Assignment
Beneath this sentence is a set of records; write each of them out exactly.

Listed entries
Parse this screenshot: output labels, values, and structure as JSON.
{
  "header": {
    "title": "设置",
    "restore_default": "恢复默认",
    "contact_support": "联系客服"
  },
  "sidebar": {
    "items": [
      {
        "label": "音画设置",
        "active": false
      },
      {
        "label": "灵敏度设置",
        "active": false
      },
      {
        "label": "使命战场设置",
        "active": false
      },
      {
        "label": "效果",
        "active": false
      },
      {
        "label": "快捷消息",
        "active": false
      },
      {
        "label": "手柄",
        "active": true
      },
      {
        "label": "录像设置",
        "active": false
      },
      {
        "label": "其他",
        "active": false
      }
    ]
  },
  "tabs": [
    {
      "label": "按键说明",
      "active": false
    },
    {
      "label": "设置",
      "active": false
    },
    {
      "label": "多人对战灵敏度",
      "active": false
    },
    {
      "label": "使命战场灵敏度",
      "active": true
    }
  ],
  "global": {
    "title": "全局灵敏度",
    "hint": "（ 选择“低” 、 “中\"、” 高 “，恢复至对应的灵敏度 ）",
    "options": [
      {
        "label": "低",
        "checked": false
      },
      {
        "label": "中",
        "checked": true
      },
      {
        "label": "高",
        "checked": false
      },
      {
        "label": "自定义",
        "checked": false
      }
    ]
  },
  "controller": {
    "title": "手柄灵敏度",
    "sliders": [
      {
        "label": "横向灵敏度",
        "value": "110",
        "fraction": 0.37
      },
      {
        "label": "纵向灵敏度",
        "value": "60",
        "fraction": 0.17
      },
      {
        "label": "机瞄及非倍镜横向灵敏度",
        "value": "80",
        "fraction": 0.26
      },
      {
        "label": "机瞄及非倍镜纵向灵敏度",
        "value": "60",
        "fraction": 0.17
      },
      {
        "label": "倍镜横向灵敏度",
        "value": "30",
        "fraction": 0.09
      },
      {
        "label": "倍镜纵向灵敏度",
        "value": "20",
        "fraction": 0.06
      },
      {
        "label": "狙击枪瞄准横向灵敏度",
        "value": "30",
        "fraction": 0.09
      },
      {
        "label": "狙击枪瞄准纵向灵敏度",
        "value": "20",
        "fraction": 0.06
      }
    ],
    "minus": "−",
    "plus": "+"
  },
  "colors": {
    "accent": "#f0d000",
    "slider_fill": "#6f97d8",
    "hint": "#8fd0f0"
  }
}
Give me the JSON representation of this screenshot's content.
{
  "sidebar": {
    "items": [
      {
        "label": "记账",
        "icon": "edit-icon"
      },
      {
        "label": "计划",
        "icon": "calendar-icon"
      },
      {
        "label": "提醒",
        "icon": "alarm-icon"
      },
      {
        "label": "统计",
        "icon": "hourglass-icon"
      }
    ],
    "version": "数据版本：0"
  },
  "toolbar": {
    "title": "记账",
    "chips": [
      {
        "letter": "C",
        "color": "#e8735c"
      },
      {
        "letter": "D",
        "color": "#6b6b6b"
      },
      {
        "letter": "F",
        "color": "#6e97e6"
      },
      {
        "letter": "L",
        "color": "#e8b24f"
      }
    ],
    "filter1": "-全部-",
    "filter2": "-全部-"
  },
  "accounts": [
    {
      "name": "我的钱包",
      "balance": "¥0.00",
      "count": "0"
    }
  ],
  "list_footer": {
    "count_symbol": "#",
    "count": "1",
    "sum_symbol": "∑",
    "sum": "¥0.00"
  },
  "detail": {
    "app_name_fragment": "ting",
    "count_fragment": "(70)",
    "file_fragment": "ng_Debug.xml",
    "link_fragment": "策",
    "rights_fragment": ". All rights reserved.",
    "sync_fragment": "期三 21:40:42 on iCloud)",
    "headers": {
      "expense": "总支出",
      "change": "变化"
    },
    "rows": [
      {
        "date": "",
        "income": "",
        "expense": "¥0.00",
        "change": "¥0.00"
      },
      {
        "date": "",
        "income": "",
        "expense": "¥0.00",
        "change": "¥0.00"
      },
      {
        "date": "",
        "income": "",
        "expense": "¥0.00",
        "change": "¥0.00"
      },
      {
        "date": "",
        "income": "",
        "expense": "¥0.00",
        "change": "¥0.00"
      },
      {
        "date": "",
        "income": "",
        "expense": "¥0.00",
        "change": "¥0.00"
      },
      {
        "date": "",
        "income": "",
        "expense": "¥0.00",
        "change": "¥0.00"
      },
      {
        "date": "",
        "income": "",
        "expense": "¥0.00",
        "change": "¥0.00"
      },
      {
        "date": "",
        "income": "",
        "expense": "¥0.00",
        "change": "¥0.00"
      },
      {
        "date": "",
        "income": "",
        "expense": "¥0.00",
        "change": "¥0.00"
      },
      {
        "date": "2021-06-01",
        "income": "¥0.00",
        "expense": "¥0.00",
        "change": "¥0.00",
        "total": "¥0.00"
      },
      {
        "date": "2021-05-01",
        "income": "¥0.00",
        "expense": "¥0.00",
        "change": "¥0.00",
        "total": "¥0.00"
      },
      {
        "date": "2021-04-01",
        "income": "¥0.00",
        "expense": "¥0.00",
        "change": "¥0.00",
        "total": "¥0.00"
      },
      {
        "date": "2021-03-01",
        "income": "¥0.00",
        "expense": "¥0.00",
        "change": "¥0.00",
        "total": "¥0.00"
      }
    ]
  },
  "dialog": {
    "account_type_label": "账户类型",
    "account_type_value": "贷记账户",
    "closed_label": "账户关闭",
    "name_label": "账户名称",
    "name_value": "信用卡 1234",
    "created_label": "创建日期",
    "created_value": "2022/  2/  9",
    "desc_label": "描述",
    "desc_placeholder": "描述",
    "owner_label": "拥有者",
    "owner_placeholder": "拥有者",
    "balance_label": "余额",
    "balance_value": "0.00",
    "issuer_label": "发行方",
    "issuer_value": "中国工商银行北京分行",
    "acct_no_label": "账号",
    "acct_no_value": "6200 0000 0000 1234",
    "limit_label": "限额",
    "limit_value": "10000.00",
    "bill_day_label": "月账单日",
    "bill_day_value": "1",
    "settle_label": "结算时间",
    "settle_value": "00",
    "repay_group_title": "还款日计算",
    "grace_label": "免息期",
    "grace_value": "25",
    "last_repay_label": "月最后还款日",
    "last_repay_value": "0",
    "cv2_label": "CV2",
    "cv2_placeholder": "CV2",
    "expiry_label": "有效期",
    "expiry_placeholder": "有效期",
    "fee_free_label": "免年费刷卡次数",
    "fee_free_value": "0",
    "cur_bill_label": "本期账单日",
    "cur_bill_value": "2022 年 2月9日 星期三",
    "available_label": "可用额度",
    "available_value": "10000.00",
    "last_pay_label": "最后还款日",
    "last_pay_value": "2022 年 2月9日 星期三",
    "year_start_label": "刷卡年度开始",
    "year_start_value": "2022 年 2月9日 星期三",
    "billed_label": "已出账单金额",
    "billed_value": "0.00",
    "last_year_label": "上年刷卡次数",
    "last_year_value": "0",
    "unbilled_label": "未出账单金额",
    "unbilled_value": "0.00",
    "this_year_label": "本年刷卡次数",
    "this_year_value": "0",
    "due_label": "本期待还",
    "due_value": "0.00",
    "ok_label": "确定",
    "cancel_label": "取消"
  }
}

Result of the task
Parse this screenshot: output labels, values, and structure as JSON.
{
  "header": {
    "title": "设置",
    "restore_default": "恢复默认",
    "contact_support": "联系客服"
  },
  "sidebar": {
    "items": [
      {
        "label": "音画设置",
        "active": false
      },
      {
        "label": "灵敏度设置",
        "active": false
      },
      {
        "label": "使命战场设置",
        "active": false
      },
      {
        "label": "效果",
        "active": false
      },
      {
        "label": "快捷消息",
        "active": false
      },
      {
        "label": "手柄",
        "active": true
      },
      {
        "label": "录像设置",
        "active": false
      },
      {
        "label": "其他",
        "active": false
      }
    ]
  },
  "tabs": [
    {
      "label": "按键说明",
      "active": false
    },
    {
      "label": "设置",
      "active": false
    },
    {
      "label": "多人对战灵敏度",
      "active": false
    },
    {
      "label": "使命战场灵敏度",
      "active": true
    }
  ],
  "global": {
    "title": "全局灵敏度",
    "hint": "（ 选择“低” 、 “中\"、” 高 “，恢复至对应的灵敏度 ）",
    "options": [
      {
        "label": "低",
        "checked": false
      },
      {
        "label": "中",
        "checked": true
      },
      {
        "label": "高",
        "checked": false
      },
      {
        "label": "自定义",
        "checked": false
      }
    ]
  },
  "controller": {
    "title": "手柄灵敏度",
    "sliders": [
      {
        "label": "横向灵敏度",
        "value": "110",
        "fraction": 0.37
      },
      {
        "label": "纵向灵敏度",
        "value": "60",
        "fraction": 0.17
      },
      {
        "label": "机瞄及非倍镜横向灵敏度",
        "value": "80",
        "fraction": 0.26
      },
      {
        "label": "机瞄及非倍镜纵向灵敏度",
        "value": "60",
        "fraction": 0.17
      },
      {
        "label": "倍镜横向灵敏度",
        "value": "30",
        "fraction": 0.09
      },
      {
        "label": "倍镜纵向灵敏度",
        "value": "20",
        "fraction": 0.06
      },
      {
        "label": "狙击枪瞄准横向灵敏度",
        "value": "30",
        "fraction": 0.09
      },
      {
        "label": "狙击枪瞄准纵向灵敏度",
        "value": "20",
        "fraction": 0.06
      }
    ],
    "minus": "−",
    "plus": "+"
  },
  "colors": {
    "accent": "#f0d000",
    "slider_fill": "#6f97d8",
    "hint": "#8fd0f0"
  }
}
Give me the JSON representation of this screenshot's content.
{
  "sidebar": {
    "items": [
      {
        "label": "记账",
        "icon": "edit-icon"
      },
      {
        "label": "计划",
        "icon": "calendar-icon"
      },
      {
        "label": "提醒",
        "icon": "alarm-icon"
      },
      {
        "label": "统计",
        "icon": "hourglass-icon"
      }
    ],
    "version": "数据版本：0"
  },
  "toolbar": {
    "title": "记账",
    "chips": [
      {
        "letter": "C",
        "color": "#e8735c"
      },
      {
        "letter": "D",
        "color": "#6b6b6b"
      },
      {
        "letter": "F",
        "color": "#6e97e6"
      },
      {
        "letter": "L",
        "color": "#e8b24f"
      }
    ],
    "filter1": "-全部-",
    "filter2": "-全部-"
  },
  "accounts": [
    {
      "name": "我的钱包",
      "balance": "¥0.00",
      "count": "0"
    }
  ],
  "list_footer": {
    "count_symbol": "#",
    "count": "1",
    "sum_symbol": "∑",
    "sum": "¥0.00"
  },
  "detail": {
    "app_name_fragment": "ting",
    "count_fragment": "(70)",
    "file_fragment": "ng_Debug.xml",
    "link_fragment": "策",
    "rights_fragment": ". All rights reserved.",
    "sync_fragment": "期三 21:40:42 on iCloud)",
    "headers": {
      "expense": "总支出",
      "change": "变化"
    },
    "rows": [
      {
        "date": "",
        "income": "",
        "expense": "¥0.00",
        "change": "¥0.00"
      },
      {
        "date": "",
        "income": "",
        "expense": "¥0.00",
        "change": "¥0.00"
      },
      {
        "date": "",
        "income": "",
        "expense": "¥0.00",
        "change": "¥0.00"
      },
      {
        "date": "",
        "income": "",
        "expense": "¥0.00",
        "change": "¥0.00"
      },
      {
        "date": "",
        "income": "",
        "expense": "¥0.00",
        "change": "¥0.00"
      },
      {
        "date": "",
        "income": "",
        "expense": "¥0.00",
        "change": "¥0.00"
      },
      {
        "date": "",
        "income": "",
        "expense": "¥0.00",
        "change": "¥0.00"
      },
      {
        "date": "",
        "income": "",
        "expense": "¥0.00",
        "change": "¥0.00"
      },
      {
        "date": "",
        "income": "",
        "expense": "¥0.00",
        "change": "¥0.00"
      },
      {
        "date": "2021-06-01",
        "income": "¥0.00",
        "expense": "¥0.00",
        "change": "¥0.00",
        "total": "¥0.00"
      },
      {
        "date": "2021-05-01",
        "income": "¥0.00",
        "expense": "¥0.00",
        "change": "¥0.00",
        "total": "¥0.00"
      },
      {
        "date": "2021-04-01",
        "income": "¥0.00",
        "expense": "¥0.00",
        "change": "¥0.00",
        "total": "¥0.00"
      },
      {
        "date": "2021-03-01",
        "income": "¥0.00",
        "expense": "¥0.00",
        "change": "¥0.00",
        "total": "¥0.00"
      }
    ]
  },
  "dialog": {
    "account_type_label": "账户类型",
    "account_type_value": "贷记账户",
    "closed_label": "账户关闭",
    "name_label": "账户名称",
    "name_value": "信用卡 1234",
    "created_label": "创建日期",
    "created_value": "2022/  2/  9",
    "desc_label": "描述",
    "desc_placeholder": "描述",
    "owner_label": "拥有者",
    "owner_placeholder": "拥有者",
    "balance_label": "余额",
    "balance_value": "0.00",
    "issuer_label": "发行方",
    "issuer_value": "中国工商银行北京分行",
    "acct_no_label": "账号",
    "acct_no_value": "6200 0000 0000 1234",
    "limit_label": "限额",
    "limit_value": "10000.00",
    "bill_day_label": "月账单日",
    "bill_day_value": "1",
    "settle_label": "结算时间",
    "settle_value": "00",
    "repay_group_title": "还款日计算",
    "grace_label": "免息期",
    "grace_value": "25",
    "last_repay_label": "月最后还款日",
    "last_repay_value": "0",
    "cv2_label": "CV2",
    "cv2_placeholder": "CV2",
    "expiry_label": "有效期",
    "expiry_placeholder": "有效期",
    "fee_free_label": "免年费刷卡次数",
    "fee_free_value": "0",
    "cur_bill_label": "本期账单日",
    "cur_bill_value": "2022 年 2月9日 星期三",
    "available_label": "可用额度",
    "available_value": "10000.00",
    "last_pay_label": "最后还款日",
    "last_pay_value": "2022 年 2月9日 星期三",
    "year_start_label": "刷卡年度开始",
    "year_start_value": "2022 年 2月9日 星期三",
    "billed_label": "已出账单金额",
    "billed_value": "0.00",
    "last_year_label": "上年刷卡次数",
    "last_year_value": "0",
    "unbilled_label": "未出账单金额",
    "unbilled_value": "0.00",
    "this_year_label": "本年刷卡次数",
    "this_year_value": "0",
    "due_label": "本期待还",
    "due_value": "0.00",
    "ok_label": "确定",
    "cancel_label": "取消"
  }
}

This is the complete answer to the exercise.